Thawed narrator too stiff to be engaging
SOMETIMES it seems as if a novel contains more thematic baggage than its narrative can reasonably handle.
In the case of The Curiosity, a debut by American journalist Stephen P. Kiernan, such ideas include the value of life, the nature of morality and the meaning of beauty.
For a romantic thriller whose fanciful premise is the revival of a 19th-century man who has been trapped inside a glacier for more than 100 years, the heavyweight themes seem a bit much.
Jeremiah Rice, a young judge born in 1868, has been missing since falling overboard a ship in the Arctic Ocean during a trip inspired by the voyage of Charles Darwin.
Jeremiah is discovered in his frozen state by Kate Philo, an attractive scientist employed by the Lazarus Project, an organization dedicated to discovering the secrets of immortality.
Kate, in the literary tradition of women who are drawn to mysterious men, becomes infatuated with Jeremiah — feelings that are eventually and predictably reciprocated.
While Kiernan makes some effort to develop the novel’s main characters, any growth that does occur appears contrived rather than organic. Conveniently, they all just happen to hail from Boston, where the Lazarus Project is situated — one of many shortcuts and unlikely coincidences in The Curiosity.
Kiernan’s use of familiar character types and well-worn plot elements is understandable. Readers will need help to find their way into a 400-plus-page story that becomes increasingly elaborate and improbable.
The book’s most noticeable weakness lies with the portrayal of Jeremiah, who comes across as a one-dimensional paragon of propriety. In a modern romantic plot, one would expect him not to be a mere cliché of the Victorian gentleman, but instead the sort of person a smart and educated 21st-century woman could be interested in.
Kiernan’s attempt to shape his hero into a fully rounded individual is something he, despite his best intentions, never pulls off. Jeremiah’s narration is generally flat and lifeless, as he appears to serve as a sort of mouthpiece for the author’s own idealistic opinions.
A smaller but no less irksome flaw lies with the puzzling motif of a button from Jeremiah’s jacket, an image that appears at the start of each chapter. As with many of Kiernan’s choices, the symbolism of the button seems either too oblique or precious to resonate with the reader.
The book’s strength is its accurate and uncompromising portrayal of the invasive and omnipresent nature of contemporary tabloid media. Kiernan’s journalistic expertise gives him an insider’s view of the world of predatory paparazzi and the unscrupulous blog culture of the Internet.
Cast against a background of the spectacular landscapes of the Arctic Ocean and the bustle of Boston, most of the novel’s scenes have been written with a strong sense of cinematic potential.
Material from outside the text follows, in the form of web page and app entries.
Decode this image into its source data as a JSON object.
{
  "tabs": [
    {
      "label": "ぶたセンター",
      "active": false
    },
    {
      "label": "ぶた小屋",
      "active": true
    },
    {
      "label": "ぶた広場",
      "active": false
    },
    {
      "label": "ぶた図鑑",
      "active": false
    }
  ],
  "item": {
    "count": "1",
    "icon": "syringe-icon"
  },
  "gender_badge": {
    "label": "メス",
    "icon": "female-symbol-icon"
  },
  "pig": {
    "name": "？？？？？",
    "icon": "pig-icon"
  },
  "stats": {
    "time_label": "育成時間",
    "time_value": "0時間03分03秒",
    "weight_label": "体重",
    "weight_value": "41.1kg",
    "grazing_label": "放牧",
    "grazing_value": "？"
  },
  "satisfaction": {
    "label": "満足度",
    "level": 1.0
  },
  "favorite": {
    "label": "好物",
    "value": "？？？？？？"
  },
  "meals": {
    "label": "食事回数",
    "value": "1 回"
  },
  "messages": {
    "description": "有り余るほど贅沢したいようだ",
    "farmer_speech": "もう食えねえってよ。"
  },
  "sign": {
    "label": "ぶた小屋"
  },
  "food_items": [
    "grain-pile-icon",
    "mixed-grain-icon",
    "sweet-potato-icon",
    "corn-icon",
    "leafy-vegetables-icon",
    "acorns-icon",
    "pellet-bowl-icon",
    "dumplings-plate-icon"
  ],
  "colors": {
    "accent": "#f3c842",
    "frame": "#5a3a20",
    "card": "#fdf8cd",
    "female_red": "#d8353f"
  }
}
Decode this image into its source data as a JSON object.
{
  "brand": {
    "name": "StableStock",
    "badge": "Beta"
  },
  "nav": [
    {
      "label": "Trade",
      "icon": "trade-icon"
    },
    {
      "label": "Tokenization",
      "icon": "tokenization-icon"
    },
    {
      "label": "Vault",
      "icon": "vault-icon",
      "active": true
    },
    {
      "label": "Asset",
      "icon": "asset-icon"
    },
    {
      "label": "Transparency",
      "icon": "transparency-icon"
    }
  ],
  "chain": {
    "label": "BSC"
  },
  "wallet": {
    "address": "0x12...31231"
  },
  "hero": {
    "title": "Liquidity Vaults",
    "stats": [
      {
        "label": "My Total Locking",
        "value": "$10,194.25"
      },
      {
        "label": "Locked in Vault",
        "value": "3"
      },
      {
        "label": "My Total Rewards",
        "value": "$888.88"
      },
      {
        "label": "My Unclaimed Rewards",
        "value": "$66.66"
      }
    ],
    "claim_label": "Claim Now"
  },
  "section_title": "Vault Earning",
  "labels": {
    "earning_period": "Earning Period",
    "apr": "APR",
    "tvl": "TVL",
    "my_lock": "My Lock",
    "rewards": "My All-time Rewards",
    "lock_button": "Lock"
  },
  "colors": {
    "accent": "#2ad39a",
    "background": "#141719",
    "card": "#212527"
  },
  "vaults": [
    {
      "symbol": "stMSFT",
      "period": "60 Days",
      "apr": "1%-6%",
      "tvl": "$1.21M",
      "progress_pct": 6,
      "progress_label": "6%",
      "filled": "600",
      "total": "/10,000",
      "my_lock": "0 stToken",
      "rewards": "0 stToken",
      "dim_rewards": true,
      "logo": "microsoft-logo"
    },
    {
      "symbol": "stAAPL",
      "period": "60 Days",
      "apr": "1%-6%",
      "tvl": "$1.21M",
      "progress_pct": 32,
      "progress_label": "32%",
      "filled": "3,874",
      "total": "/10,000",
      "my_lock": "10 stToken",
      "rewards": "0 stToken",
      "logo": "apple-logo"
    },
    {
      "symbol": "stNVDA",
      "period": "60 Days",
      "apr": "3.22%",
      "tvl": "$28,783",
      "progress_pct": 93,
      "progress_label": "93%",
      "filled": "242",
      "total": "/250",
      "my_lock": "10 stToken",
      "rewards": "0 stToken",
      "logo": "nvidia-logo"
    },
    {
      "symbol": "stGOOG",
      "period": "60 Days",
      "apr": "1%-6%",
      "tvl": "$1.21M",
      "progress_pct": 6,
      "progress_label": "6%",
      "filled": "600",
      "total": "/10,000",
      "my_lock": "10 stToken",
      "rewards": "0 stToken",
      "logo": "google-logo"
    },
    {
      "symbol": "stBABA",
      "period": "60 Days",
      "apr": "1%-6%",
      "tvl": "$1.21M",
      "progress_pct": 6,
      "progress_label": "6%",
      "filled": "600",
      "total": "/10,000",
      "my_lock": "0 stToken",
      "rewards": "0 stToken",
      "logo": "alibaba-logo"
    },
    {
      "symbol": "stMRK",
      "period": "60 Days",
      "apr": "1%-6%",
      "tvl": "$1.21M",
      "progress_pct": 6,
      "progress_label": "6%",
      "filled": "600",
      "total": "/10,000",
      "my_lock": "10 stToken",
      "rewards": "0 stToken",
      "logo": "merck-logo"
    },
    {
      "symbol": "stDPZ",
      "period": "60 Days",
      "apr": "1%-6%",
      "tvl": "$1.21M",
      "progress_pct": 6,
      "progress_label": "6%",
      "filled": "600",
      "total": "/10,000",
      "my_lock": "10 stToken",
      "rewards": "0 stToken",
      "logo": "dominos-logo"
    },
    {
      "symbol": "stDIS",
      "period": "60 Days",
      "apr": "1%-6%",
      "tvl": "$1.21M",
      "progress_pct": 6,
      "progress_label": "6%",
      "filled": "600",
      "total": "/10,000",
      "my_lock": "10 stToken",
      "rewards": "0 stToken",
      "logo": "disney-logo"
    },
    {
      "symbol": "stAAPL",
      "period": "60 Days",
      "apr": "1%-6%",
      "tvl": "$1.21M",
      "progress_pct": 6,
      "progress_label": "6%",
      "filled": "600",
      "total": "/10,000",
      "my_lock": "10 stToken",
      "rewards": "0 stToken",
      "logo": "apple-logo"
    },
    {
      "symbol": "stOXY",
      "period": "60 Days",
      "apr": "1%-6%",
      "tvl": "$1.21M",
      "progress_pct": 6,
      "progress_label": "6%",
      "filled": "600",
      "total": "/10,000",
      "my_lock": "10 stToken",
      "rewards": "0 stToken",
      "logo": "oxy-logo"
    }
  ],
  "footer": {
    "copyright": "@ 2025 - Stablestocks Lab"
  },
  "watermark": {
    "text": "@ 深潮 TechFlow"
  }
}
Indeed, movie rights have already been sold.
The issues touched upon in The Curiosity are interesting and important in themselves. The problem is that Kiernan is not skilled enough to make them resonate within a narrative setting.